Bitcoin is not effective for transfering wealths among humans with transaction costs of ~15$ per transaction. People buy Bitcoin because they believe it will rise in price and largely not because they want to use it as a payment platform. Even if you want a crypto-currency there are solutions that more effective and don't burn as much unnecessary energy.

Store of value is an important function too.

Even if you want a crypto-currency there are solutions that more effective and don’t burn as much unnecessary energy.

Sure it's great if they work out. But switching may be a coordination problem as well. I'm not sure why, but it hasn't happened yet.

If you want to hold or move money in a manner that is effectively impossible to interfere with are few solutions so democratised as crypto. 

There's a difference between advocating crypto in general and advocating Bitcoin. Bitcoin is technically inferior to the more modern coins which provide different advantages on top. 

Apart from that the Chinese government essentially has control over Bitcoin given that more then half of the mining is in China and they can direct companies to do what they want. It's power is not democratically distributed. 

The amount of money you'd have to be moving to attract that $15 fee would have a vastly greater fee attached for any of the interbank systems.

No, every transaction in bitcoin costs that much.

There is no such thing as a [one currency] to [other currency] rate. They are constantly fluctuating, and whoever is making the market is taking value out, either as a fee or in the bid/ask spread.

Also, 90% of the ways a government or malicious actor can interfere with an electronic transfer of wealth apply to crypto transfers. Specifically, they can threaten your trading partner with reprisals, and the whoke point of crypto is that it keeps a public log of all transactions forever.

Specifically, they can threaten your trading partner with reprisals, and the whoke point of crypto is that it keeps a public log of all transactions forever.

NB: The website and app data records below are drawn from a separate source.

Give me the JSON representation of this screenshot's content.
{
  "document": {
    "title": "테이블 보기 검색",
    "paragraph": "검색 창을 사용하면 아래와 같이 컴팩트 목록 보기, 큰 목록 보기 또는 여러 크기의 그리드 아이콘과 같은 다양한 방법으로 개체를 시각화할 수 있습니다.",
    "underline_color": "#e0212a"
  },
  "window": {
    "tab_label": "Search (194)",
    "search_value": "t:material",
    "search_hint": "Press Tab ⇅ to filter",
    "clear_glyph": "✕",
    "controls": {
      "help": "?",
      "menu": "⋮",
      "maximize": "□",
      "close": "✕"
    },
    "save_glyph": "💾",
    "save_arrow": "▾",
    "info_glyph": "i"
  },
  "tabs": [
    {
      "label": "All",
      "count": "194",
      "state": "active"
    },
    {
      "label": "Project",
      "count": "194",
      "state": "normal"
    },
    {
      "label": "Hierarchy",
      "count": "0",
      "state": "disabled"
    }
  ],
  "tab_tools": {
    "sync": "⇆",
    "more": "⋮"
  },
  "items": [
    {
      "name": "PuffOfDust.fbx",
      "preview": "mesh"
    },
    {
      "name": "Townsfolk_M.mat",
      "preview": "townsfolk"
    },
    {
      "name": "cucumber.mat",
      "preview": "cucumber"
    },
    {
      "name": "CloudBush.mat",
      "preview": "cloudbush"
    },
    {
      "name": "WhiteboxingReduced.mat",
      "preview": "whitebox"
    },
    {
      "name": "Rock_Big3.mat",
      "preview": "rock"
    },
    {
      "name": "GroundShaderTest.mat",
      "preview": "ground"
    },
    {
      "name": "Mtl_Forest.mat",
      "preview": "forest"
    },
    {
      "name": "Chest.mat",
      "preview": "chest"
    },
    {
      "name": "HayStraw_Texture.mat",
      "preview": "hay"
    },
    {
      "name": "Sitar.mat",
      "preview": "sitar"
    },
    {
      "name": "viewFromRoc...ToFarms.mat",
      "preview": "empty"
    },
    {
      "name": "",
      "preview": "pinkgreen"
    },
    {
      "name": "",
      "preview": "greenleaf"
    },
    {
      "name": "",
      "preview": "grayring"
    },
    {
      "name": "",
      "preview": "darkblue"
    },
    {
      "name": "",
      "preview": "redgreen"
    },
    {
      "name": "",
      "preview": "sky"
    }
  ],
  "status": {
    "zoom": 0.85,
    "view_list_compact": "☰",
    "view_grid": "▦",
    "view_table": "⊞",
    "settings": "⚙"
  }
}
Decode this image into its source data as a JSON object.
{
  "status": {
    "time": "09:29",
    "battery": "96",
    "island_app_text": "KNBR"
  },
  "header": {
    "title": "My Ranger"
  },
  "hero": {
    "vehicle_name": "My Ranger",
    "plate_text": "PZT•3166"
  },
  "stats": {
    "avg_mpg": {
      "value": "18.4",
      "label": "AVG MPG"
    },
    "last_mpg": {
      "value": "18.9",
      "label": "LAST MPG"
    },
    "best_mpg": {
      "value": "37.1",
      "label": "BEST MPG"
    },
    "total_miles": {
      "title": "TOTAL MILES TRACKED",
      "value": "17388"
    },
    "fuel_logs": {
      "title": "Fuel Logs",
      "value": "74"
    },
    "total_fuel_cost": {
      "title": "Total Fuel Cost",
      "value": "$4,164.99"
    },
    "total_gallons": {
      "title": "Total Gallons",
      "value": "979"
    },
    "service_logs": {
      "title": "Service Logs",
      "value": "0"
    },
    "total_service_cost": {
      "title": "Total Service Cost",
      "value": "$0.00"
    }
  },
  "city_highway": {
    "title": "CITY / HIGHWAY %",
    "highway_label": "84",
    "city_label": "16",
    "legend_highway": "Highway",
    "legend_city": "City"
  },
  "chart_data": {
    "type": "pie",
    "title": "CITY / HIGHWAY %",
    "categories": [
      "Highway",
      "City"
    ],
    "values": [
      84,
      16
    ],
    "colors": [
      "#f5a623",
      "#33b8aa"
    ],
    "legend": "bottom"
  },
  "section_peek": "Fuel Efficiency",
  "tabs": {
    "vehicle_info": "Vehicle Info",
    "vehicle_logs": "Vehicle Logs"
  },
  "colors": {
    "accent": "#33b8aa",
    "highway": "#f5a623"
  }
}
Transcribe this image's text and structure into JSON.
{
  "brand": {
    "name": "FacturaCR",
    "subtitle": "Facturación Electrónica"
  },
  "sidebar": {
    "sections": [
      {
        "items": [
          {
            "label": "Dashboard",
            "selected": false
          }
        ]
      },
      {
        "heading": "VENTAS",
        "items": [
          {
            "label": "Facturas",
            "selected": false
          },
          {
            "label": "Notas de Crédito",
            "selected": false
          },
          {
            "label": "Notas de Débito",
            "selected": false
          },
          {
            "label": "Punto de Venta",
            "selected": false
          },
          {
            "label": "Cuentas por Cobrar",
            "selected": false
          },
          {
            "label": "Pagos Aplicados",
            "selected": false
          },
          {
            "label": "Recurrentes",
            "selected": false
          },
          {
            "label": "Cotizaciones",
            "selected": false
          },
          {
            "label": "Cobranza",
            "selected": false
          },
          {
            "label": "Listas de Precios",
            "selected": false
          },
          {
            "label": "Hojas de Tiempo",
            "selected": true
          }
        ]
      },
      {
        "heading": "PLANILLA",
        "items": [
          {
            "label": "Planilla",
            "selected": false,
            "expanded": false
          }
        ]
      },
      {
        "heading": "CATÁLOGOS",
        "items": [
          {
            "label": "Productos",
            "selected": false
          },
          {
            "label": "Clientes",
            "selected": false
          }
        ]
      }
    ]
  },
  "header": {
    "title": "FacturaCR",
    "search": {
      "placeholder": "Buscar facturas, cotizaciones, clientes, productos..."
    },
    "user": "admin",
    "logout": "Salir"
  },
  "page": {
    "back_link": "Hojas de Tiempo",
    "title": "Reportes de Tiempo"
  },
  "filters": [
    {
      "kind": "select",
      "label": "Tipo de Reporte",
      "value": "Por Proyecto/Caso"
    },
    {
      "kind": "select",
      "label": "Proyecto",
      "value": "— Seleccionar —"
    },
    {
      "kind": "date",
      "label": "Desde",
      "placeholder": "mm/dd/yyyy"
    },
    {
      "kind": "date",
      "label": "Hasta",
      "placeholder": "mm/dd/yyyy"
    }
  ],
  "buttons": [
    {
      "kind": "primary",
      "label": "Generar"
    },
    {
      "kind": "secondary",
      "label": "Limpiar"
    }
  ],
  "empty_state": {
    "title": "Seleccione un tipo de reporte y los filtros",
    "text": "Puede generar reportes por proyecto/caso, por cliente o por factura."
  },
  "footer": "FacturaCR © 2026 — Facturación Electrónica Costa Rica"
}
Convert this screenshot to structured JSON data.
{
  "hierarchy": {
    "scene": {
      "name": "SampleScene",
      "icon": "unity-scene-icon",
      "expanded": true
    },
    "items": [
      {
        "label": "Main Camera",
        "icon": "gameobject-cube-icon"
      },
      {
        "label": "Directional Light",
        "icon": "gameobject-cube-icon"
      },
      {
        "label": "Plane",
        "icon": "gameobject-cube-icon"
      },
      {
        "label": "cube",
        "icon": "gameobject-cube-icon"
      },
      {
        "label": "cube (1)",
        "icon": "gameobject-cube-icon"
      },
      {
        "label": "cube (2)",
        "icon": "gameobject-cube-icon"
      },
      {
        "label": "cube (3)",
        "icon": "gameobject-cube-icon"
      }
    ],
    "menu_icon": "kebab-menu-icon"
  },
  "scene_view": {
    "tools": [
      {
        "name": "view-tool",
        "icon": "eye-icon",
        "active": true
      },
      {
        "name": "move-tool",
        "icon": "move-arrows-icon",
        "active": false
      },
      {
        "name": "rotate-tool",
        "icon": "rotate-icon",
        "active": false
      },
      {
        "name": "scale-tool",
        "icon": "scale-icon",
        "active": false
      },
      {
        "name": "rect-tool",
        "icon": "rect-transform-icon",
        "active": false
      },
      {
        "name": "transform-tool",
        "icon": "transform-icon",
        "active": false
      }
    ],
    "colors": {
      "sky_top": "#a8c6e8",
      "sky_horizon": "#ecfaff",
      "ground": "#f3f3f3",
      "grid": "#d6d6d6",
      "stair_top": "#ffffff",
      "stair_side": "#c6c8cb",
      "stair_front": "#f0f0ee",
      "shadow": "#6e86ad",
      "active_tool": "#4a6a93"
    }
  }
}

Not of all of crypto. Zcash gives you a more private way to transact. That's why you would expect it to outcompete Bitcoin for the usecases where privacy is desireable. 

Specifically, they can threaten your trading partner with reprisals, and the whoke point of crypto is that it keeps a public log of all transactions forever.

Well it's at least pseudonymous.